The sub-imago of the Ephemeroptera suggests that a moult, after the wings had become functional, was at one time general among the Hexapoda, and that the resting nymph of the Thysanoptera or the pupa of the Endopterygota represents a formerly active stage in the life-history.
The insects complete their cocoons in from three to four days, and in two or three days thereafter the cocoons are collected, and the pupa killed to prevent its further progress and the bursting of the shell by the fully developed moth.
The coleopterous pupa (figs.
Fixed to the body as in the pupa of a moth, and the likeness of pupa to perfect insect is very close.
Mandibles absent in imago, very exceptionally present in pupa; first maxillae nearly always without laciniae and often without palps, or only with vestigial palps, their galeae elongated and grooved inwardly so as to form a sucking trunk.
Pupa free in the lowest families, in most cases incompletely or completely obtect.
A, Calandra granaria; b, larva; c, pupa; d, C. oryzae.
The difference between the nymph or false pupa and the true pupa is that in the latter a whole stage is devoted to the perfecting of the wings and body-wall after the wings have become external organs; the stage is one in which no food is or can be taken, however prolonged may be its existence.

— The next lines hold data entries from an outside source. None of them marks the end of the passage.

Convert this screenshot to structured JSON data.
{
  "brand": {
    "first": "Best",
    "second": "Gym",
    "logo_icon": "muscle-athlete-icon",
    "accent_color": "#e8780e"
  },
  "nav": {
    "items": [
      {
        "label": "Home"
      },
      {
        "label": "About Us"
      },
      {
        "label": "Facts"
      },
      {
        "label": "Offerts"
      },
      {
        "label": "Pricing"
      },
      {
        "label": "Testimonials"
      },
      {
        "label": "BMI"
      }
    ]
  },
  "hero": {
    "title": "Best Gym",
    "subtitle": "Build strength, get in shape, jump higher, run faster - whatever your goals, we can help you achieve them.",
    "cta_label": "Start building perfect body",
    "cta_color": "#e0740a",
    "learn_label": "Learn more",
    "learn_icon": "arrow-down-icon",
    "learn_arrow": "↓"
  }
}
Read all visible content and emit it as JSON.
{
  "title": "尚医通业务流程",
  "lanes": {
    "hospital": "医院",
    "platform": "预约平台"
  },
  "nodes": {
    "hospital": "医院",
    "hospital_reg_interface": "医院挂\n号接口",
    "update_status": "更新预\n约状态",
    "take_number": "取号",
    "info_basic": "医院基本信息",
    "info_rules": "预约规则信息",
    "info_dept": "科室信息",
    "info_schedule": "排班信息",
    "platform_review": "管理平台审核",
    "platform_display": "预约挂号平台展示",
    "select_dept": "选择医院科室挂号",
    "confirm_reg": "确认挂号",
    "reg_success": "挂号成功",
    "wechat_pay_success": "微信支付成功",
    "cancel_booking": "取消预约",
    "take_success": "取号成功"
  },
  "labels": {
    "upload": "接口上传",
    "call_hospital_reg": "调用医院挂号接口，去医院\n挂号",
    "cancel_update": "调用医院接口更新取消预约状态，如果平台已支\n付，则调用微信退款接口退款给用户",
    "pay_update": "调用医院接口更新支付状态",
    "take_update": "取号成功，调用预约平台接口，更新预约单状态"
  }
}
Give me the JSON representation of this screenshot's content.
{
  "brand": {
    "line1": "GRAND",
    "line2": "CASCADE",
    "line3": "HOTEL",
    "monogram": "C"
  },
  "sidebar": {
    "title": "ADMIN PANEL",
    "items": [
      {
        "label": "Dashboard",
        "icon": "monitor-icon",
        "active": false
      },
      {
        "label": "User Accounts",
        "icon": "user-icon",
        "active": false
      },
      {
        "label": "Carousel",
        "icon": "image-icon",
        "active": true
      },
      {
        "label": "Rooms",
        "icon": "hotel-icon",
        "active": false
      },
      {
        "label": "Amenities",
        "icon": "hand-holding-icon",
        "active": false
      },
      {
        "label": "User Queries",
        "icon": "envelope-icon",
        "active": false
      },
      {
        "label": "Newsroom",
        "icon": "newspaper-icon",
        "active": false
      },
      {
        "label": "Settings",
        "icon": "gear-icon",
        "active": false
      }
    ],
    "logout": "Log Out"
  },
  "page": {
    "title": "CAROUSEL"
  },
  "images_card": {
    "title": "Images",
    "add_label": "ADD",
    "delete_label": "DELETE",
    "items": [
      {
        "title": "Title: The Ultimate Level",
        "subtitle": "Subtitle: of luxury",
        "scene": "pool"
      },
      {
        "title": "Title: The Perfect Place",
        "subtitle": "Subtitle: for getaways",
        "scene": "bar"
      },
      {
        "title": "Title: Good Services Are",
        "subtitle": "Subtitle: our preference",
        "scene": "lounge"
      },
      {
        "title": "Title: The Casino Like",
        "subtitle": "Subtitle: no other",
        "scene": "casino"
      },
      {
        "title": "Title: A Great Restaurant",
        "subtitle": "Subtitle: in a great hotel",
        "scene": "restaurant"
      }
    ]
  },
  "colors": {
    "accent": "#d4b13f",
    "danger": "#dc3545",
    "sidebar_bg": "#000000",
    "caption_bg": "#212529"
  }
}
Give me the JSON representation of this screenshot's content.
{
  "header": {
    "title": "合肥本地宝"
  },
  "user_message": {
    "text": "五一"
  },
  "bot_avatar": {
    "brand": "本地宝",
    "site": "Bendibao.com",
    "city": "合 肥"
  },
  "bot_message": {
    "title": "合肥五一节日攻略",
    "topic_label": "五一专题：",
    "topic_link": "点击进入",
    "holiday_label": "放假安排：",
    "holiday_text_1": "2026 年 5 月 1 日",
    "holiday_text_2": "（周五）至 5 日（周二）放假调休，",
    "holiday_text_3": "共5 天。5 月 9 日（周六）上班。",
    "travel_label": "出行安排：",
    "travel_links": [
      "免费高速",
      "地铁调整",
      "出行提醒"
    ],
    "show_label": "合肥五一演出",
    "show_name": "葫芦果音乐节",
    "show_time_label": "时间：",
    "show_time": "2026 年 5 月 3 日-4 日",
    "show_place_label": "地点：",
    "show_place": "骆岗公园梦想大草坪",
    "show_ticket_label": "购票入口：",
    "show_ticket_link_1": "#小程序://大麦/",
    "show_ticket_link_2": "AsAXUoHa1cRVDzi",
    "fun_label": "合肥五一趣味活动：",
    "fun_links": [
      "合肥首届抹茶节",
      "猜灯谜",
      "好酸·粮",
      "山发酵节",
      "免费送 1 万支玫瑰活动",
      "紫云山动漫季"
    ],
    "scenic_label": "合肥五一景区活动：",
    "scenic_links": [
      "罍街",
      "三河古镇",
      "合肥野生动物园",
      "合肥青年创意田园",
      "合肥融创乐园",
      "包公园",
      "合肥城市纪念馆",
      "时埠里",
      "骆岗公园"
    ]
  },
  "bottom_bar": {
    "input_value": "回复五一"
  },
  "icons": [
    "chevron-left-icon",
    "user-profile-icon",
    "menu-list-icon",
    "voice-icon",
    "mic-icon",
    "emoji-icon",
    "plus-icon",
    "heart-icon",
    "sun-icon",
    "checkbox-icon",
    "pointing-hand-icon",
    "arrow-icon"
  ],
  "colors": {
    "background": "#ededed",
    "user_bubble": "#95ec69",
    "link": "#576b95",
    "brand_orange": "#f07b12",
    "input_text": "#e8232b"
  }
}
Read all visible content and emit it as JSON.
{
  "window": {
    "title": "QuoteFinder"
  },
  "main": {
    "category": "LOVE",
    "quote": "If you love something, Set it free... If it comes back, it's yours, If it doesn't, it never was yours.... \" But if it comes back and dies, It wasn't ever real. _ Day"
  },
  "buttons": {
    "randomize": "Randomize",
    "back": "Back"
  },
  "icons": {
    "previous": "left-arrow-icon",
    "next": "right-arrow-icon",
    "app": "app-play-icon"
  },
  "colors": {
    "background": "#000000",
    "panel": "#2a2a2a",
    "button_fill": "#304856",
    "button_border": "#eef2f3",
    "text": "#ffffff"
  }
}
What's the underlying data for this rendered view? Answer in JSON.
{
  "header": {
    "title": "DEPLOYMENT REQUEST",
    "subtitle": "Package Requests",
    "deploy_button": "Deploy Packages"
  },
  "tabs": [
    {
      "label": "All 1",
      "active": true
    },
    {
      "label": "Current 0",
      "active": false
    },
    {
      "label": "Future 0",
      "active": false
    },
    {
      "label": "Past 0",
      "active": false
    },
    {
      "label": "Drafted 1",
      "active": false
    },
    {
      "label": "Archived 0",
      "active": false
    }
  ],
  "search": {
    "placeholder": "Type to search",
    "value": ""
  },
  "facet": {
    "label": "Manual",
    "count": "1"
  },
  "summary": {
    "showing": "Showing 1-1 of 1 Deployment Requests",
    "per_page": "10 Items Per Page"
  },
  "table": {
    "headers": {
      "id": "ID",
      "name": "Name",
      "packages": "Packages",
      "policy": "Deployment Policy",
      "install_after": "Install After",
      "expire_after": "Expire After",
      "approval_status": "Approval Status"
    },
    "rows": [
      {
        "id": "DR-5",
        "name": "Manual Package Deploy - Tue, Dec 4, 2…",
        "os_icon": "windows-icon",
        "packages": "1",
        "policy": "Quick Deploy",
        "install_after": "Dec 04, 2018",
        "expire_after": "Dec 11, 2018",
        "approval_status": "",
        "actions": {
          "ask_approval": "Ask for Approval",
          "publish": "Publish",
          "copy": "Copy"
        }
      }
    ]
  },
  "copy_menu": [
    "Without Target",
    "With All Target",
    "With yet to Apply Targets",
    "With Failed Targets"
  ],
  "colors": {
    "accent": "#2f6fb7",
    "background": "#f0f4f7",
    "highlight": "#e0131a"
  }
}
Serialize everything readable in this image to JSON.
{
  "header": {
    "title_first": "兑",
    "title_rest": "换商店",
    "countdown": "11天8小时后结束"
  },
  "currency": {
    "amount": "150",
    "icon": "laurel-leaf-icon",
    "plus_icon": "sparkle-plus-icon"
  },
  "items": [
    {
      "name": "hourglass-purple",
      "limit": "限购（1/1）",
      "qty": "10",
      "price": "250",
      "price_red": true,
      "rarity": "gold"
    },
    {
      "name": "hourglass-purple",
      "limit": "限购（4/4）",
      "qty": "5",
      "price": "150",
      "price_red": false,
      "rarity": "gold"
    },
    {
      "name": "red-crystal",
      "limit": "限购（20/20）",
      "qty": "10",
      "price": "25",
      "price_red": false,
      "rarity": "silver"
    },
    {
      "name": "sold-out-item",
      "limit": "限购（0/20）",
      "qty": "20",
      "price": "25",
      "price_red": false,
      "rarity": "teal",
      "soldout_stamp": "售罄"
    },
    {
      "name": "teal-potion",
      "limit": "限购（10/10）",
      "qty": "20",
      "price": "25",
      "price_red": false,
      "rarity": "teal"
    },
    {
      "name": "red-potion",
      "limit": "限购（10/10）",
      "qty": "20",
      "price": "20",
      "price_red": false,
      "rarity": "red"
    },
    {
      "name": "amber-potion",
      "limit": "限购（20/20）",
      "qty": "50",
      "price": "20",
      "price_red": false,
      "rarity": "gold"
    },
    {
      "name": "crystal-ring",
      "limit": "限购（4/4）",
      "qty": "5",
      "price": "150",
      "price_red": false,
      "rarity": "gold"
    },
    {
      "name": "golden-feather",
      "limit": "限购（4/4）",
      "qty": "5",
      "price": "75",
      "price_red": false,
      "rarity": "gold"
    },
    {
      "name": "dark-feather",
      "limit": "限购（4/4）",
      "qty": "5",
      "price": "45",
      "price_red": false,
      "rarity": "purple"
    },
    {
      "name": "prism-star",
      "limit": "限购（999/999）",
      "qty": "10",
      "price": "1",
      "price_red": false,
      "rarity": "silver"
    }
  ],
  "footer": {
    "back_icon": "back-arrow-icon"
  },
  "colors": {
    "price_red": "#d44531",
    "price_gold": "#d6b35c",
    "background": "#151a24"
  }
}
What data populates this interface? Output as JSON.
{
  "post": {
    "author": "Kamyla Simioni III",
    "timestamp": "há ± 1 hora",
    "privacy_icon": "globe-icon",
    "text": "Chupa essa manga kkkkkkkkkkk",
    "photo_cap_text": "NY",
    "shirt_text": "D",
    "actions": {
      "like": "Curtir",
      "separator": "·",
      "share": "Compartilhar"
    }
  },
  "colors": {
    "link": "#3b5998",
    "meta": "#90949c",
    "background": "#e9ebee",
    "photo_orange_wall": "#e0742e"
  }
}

F, B, Pupa of Anopheles.
Aristotle and Harvey (De generatione animalium, 1651) had considered the insect larva as a prematurely hatched embryo and the pupa as a second egg.
But even at present we can correctly state that the true pupa is invariably connected with the transference of the wings from the interior to the exterior of the body.
Cuticle of pupa or puparium splitting longitudinally down the back, to allow escape of imago.
The growth of the worms during their larval stage is thus stated by Count Dandolo: - When the caterpillars are mature and ready to undergo their transformation into the pupa condition, they cease eating for some time and then begin to ascend the brushwood branches or echelletes provided for them, in which they set about the spinning of their cocoons.